Collection entries:
++++++++++
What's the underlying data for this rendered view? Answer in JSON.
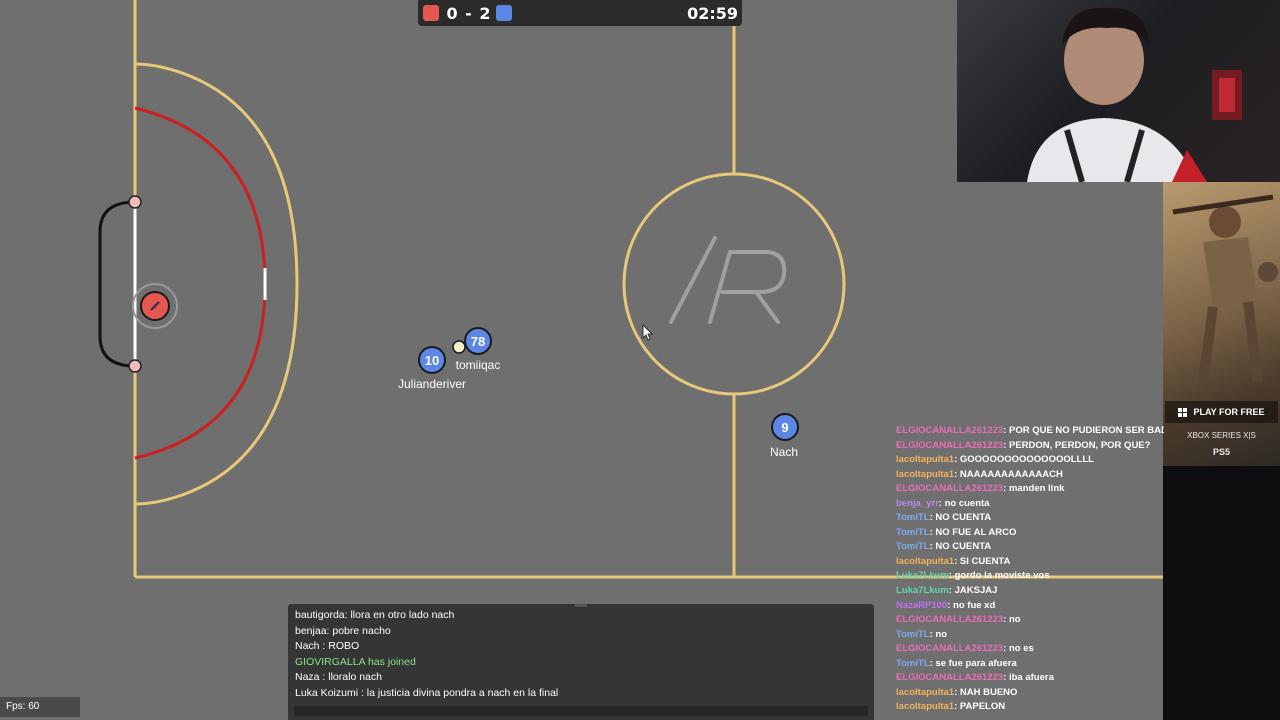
{
  "scoreboard": {
    "red_score": 0,
    "blue_score": 2,
    "score_text": "0 - 2",
    "time": "02:59",
    "red_color": "#e5584f",
    "blue_color": "#5b86e5"
  },
  "field": {
    "line_color": "#e8c979",
    "area_color": "#cc1f1f",
    "logo_text": "/R"
  },
  "players": [
    {
      "number": "10",
      "name": "Julianderiver",
      "team": "blue",
      "side": "left"
    },
    {
      "number": "78",
      "name": "tomiiqac",
      "team": "blue",
      "side": "right"
    },
    {
      "number": "9",
      "name": "Nach",
      "team": "blue",
      "side": "right"
    },
    {
      "number": "",
      "name": "",
      "team": "red",
      "role": "goalkeeper"
    }
  ],
  "ad": {
    "cta": "PLAY FOR FREE",
    "platform1": "XBOX SERIES X|S",
    "platform2": "PS5"
  },
  "twitch_chat": [
    {
      "user": "ELGIOCANALLA261223",
      "color": "#e86fb7",
      "text": "POR QUE NO PUDIERON SER BAD BUNNY"
    },
    {
      "user": "ELGIOCANALLA261223",
      "color": "#e86fb7",
      "text": "PERDON, PERDON, POR QUE?"
    },
    {
      "user": "lacoltapulta1",
      "color": "#f2b35a",
      "text": "GOOOOOOOOOOOOOOLLLL"
    },
    {
      "user": "lacoltapulta1",
      "color": "#f2b35a",
      "text": "NAAAAAAAAAAAACH"
    },
    {
      "user": "ELGIOCANALLA261223",
      "color": "#e86fb7",
      "text": "manden link"
    },
    {
      "user": "benja_yrr",
      "color": "#b58cf0",
      "text": "no cuenta"
    },
    {
      "user": "TomiTL",
      "color": "#7fa8f0",
      "text": "NO CUENTA"
    },
    {
      "user": "TomiTL",
      "color": "#7fa8f0",
      "text": "NO FUE AL ARCO"
    },
    {
      "user": "TomiTL",
      "color": "#7fa8f0",
      "text": "NO CUENTA"
    },
    {
      "user": "lacoltapulta1",
      "color": "#f2b35a",
      "text": "SI CUENTA"
    },
    {
      "user": "Luka7Lkum",
      "color": "#5fd8b0",
      "text": "gordo la moviste vos"
    },
    {
      "user": "Luka7Lkum",
      "color": "#5fd8b0",
      "text": "JAKSJAJ"
    },
    {
      "user": "NazaRP100",
      "color": "#c070f0",
      "text": "no fue xd"
    },
    {
      "user": "ELGIOCANALLA261223",
      "color": "#e86fb7",
      "text": "no"
    },
    {
      "user": "TomiTL",
      "color": "#7fa8f0",
      "text": "no"
    },
    {
      "user": "ELGIOCANALLA261223",
      "color": "#e86fb7",
      "text": "no es"
    },
    {
      "user": "TomiTL",
      "color": "#7fa8f0",
      "text": "se fue para afuera"
    },
    {
      "user": "ELGIOCANALLA261223",
      "color": "#e86fb7",
      "text": "iba afuera"
    },
    {
      "user": "lacoltapulta1",
      "color": "#f2b35a",
      "text": "NAH BUENO"
    },
    {
      "user": "lacoltapulta1",
      "color": "#f2b35a",
      "text": "PAPELON"
    }
  ],
  "game_chat": [
    {
      "text": "bautigorda: llora en otro lado nach",
      "color": "#ffffff"
    },
    {
      "text": "benjaa: pobre nacho",
      "color": "#ffffff"
    },
    {
      "text": "Nach : ROBO",
      "color": "#ffffff"
    },
    {
      "text": "GIOVIRGALLA has joined",
      "color": "#8ee08e"
    },
    {
      "text": "Naza : lloralo nach",
      "color": "#ffffff"
    },
    {
      "text": "Luka Koizumi : la justicia divina pondra a nach en la final",
      "color": "#ffffff"
    }
  ],
  "fps": "Fps: 60"
}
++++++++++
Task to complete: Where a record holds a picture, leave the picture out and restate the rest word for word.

Task output:
What's the underlying data for this rendered view? Answer in JSON.
{
  "scoreboard": {
    "red_score": 0,
    "blue_score": 2,
    "score_text": "0 - 2",
    "time": "02:59",
    "red_color": "#e5584f",
    "blue_color": "#5b86e5"
  },
  "field": {
    "line_color": "#e8c979",
    "area_color": "#cc1f1f",
    "logo_text": "/R"
  },
  "players": [
    {
      "number": "10",
      "name": "Julianderiver",
      "team": "blue",
      "side": "left"
    },
    {
      "number": "78",
      "name": "tomiiqac",
      "team": "blue",
      "side": "right"
    },
    {
      "number": "9",
      "name": "Nach",
      "team": "blue",
      "side": "right"
    },
    {
      "number": "",
      "name": "",
      "team": "red",
      "role": "goalkeeper"
    }
  ],
  "ad": {
    "cta": "PLAY FOR FREE",
    "platform1": "XBOX SERIES X|S",
    "platform2": "PS5"
  },
  "twitch_chat": [
    {
      "user": "ELGIOCANALLA261223",
      "color": "#e86fb7",
      "text": "POR QUE NO PUDIERON SER BAD BUNNY"
    },
    {
      "user": "ELGIOCANALLA261223",
      "color": "#e86fb7",
      "text": "PERDON, PERDON, POR QUE?"
    },
    {
      "user": "lacoltapulta1",
      "color": "#f2b35a",
      "text": "GOOOOOOOOOOOOOOLLLL"
    },
    {
      "user": "lacoltapulta1",
      "color": "#f2b35a",
      "text": "NAAAAAAAAAAAACH"
    },
    {
      "user": "ELGIOCANALLA261223",
      "color": "#e86fb7",
      "text": "manden link"
    },
    {
      "user": "benja_yrr",
      "color": "#b58cf0",
      "text": "no cuenta"
    },
    {
      "user": "TomiTL",
      "color": "#7fa8f0",
      "text": "NO CUENTA"
    },
    {
      "user": "TomiTL",
      "color": "#7fa8f0",
      "text": "NO FUE AL ARCO"
    },
    {
      "user": "TomiTL",
      "color": "#7fa8f0",
      "text": "NO CUENTA"
    },
    {
      "user": "lacoltapulta1",
      "color": "#f2b35a",
      "text": "SI CUENTA"
    },
    {
      "user": "Luka7Lkum",
      "color": "#5fd8b0",
      "text": "gordo la moviste vos"
    },
    {
      "user": "Luka7Lkum",
      "color": "#5fd8b0",
      "text": "JAKSJAJ"
    },
    {
      "user": "NazaRP100",
      "color": "#c070f0",
      "text": "no fue xd"
    },
    {
      "user": "ELGIOCANALLA261223",
      "color": "#e86fb7",
      "text": "no"
    },
    {
      "user": "TomiTL",
      "color": "#7fa8f0",
      "text": "no"
    },
    {
      "user": "ELGIOCANALLA261223",
      "color": "#e86fb7",
      "text": "no es"
    },
    {
      "user": "TomiTL",
      "color": "#7fa8f0",
      "text": "se fue para afuera"
    },
    {
      "user": "ELGIOCANALLA261223",
      "color": "#e86fb7",
      "text": "iba afuera"
    },
    {
      "user": "lacoltapulta1",
      "color": "#f2b35a",
      "text": "NAH BUENO"
    },
    {
      "user": "lacoltapulta1",
      "color": "#f2b35a",
      "text": "PAPELON"
    }
  ],
  "game_chat": [
    {
      "text": "bautigorda: llora en otro lado nach",
      "color": "#ffffff"
    },
    {
      "text": "benjaa: pobre nacho",
      "color": "#ffffff"
    },
    {
      "text": "Nach : ROBO",
      "color": "#ffffff"
    },
    {
      "text": "GIOVIRGALLA has joined",
      "color": "#8ee08e"
    },
    {
      "text": "Naza : lloralo nach",
      "color": "#ffffff"
    },
    {
      "text": "Luka Koizumi : la justicia divina pondra a nach en la final",
      "color": "#ffffff"
    }
  ],
  "fps": "Fps: 60"
}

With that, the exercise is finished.